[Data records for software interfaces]
____________

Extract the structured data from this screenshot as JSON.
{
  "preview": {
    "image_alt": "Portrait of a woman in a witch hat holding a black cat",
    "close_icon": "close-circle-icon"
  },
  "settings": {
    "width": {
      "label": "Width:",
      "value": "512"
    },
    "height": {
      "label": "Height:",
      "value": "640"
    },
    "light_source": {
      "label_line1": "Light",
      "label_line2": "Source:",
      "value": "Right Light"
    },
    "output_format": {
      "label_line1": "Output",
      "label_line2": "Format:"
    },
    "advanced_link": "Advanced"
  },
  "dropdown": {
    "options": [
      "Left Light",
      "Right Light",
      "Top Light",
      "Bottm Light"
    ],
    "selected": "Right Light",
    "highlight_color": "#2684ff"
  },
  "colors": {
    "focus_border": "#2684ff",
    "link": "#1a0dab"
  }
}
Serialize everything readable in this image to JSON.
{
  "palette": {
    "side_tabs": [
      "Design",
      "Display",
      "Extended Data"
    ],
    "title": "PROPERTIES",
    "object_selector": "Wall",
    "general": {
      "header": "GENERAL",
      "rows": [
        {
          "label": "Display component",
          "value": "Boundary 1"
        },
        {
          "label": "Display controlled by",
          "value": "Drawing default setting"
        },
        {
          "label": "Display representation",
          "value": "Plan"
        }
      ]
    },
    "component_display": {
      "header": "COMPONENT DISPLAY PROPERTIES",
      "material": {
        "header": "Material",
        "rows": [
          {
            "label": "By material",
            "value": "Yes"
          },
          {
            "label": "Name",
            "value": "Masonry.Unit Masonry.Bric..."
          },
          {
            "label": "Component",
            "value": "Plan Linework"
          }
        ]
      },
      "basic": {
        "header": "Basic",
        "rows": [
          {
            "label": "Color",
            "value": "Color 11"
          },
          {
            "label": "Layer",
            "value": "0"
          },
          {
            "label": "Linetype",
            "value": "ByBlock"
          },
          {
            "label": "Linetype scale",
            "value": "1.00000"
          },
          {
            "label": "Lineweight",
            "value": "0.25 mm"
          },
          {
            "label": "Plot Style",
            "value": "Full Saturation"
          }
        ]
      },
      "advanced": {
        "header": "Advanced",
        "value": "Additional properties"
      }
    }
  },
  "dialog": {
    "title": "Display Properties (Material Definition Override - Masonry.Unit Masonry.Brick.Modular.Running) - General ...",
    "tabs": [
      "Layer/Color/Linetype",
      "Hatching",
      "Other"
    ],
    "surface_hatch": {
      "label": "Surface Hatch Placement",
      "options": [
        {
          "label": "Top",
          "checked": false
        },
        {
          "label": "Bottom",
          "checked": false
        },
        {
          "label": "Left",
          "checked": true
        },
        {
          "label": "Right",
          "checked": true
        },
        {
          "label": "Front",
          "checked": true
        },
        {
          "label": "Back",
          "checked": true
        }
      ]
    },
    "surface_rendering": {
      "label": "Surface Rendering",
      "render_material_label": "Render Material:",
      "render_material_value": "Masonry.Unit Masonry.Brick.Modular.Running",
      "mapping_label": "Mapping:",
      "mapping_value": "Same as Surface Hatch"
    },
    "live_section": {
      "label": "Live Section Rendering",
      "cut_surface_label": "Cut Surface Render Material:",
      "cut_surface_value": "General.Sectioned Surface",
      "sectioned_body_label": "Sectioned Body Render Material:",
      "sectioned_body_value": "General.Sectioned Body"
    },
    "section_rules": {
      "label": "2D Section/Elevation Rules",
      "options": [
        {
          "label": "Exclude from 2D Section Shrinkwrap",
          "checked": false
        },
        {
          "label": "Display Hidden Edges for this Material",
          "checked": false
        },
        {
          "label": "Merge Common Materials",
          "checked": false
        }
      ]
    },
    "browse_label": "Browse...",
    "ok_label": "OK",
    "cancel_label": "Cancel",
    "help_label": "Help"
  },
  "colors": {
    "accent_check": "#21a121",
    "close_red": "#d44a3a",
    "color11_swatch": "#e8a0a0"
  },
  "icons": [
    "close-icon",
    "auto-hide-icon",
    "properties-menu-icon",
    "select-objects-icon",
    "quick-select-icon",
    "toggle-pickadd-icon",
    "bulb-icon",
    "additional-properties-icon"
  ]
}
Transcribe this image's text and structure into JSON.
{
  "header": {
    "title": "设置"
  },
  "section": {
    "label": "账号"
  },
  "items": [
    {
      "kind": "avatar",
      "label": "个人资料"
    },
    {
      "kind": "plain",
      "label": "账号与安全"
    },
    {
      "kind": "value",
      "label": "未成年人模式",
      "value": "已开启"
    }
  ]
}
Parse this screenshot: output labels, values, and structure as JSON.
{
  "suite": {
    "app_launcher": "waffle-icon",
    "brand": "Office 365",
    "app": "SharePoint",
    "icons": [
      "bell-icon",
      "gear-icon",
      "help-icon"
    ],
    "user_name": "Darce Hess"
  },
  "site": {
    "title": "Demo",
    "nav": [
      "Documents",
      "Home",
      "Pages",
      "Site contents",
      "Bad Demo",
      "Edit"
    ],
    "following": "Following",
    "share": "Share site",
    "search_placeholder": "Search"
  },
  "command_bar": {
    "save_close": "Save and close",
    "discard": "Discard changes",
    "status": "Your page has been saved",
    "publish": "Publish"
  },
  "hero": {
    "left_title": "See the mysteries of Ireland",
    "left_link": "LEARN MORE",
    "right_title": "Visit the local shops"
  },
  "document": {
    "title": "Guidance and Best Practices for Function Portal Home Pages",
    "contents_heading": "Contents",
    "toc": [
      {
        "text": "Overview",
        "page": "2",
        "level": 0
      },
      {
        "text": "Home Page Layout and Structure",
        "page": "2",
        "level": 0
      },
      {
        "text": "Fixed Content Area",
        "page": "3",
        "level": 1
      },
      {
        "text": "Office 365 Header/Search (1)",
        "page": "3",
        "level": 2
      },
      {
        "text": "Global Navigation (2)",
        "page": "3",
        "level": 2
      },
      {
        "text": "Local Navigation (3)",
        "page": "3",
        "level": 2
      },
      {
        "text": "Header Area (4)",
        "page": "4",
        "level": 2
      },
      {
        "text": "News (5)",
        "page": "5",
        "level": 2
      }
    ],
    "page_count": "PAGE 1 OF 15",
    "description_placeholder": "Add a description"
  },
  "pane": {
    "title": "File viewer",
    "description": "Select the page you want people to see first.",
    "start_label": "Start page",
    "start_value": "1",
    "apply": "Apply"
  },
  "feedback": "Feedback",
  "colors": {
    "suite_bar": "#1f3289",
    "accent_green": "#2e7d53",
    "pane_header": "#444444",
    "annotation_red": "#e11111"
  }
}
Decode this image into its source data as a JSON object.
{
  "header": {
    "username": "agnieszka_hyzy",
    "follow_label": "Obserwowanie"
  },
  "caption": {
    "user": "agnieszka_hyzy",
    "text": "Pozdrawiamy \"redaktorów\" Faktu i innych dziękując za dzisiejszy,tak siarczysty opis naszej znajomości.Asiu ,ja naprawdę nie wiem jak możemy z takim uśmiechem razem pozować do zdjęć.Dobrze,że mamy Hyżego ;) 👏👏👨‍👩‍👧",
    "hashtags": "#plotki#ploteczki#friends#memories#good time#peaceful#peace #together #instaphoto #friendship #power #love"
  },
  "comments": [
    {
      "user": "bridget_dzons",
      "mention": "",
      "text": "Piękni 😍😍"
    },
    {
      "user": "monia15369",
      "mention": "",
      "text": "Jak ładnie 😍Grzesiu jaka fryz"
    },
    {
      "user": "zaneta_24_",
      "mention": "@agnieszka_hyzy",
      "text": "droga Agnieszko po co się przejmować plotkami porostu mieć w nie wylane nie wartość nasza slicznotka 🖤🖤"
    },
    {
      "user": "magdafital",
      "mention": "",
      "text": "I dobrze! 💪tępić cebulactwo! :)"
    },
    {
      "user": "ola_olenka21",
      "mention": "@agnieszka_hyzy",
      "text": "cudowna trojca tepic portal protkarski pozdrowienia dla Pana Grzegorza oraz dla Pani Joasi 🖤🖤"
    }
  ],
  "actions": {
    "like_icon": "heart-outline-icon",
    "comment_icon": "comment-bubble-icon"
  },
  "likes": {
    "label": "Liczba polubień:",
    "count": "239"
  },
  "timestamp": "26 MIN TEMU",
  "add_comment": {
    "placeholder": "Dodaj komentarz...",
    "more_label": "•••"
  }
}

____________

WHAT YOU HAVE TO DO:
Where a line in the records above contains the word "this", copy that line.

TASK ANSWER:
Extract the structured data from this screenshot as JSON.
Serialize everything readable in this image to JSON.
          "label": "Display Hidden Edges for this Material",
Transcribe this image's text and structure into JSON.
Parse this screenshot: output labels, values, and structure as JSON.
Decode this image into its source data as a JSON object.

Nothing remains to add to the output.